      “Remember, Santa Barbara is no where near any of the active or potentially (active)volcanoes of California. Now, this is still speculation as there has been little direct research on the “steaming hills” themselves (which only steam very infrequently), but it does show how easily one can let their imagination run wild hoping for volcanism where it is not possible.”

      I would strongly disagree there is surface volcanic material less than a mile away, as far as only steaming very infrequently; more than 4 times in 300 years is frequent. no one is hoping for volcanism in this location but to state that something is not possible is simply irresponsable to say. The vent system (fumerol) associated with this vent has saline ocean water content that exceeds 200 degrees Celsius, conservativly hot enough to melt some metals. The heat source for this event is most probably a volcanic one and the exit location associated with a sheer zone in a fault that runs right next to the vent.

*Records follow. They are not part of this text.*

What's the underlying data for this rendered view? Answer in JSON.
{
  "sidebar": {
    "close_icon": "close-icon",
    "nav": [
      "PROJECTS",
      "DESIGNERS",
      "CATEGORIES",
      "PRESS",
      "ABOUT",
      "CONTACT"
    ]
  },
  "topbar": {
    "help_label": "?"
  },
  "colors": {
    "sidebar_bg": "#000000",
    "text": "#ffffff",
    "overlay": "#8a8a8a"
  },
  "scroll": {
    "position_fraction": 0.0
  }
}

  2. David,

    Hi Alvin,this story is something I did not see before, you might want to check it out,I t could be some type of volcanic activety, it seems this has been going on since 2006, any ideas whats going on here?

    David, see the story in the post for the background history on Santa Barbara. The area has an interesting geological history including a chain of asphalt volcanoes which were discovered off the coast of Santa Barbara in 2010. See:

    It could be volcanic or it could be a subterranean fossil or coal-bed fire. They are virtually impossible to extinguish.


  3. luisport says:

    BreakingNews Breaking News
    Update: Shell finds 2nd oil leak in North Sea; primary leak is ‘under control’ – The Guardian
    há 3 minutos


  4. Bone Idle says:

    More like losing their bearings. Animals navigate by using using the earths magnetic lines. There are loops and dead spots.


All comments are moderated. We reserve the right not to post any comment deemed defamatory, inappropriate, or spam.

Fill in your details below or click an icon to log in: Logo

You are commenting using your account. Log Out /  Change )

Twitter picture

You are commenting using your Twitter account. Log Out /  Change )

Facebook photo

You are commenting using your Facebook account. Log Out /  Change )

Connecting to %s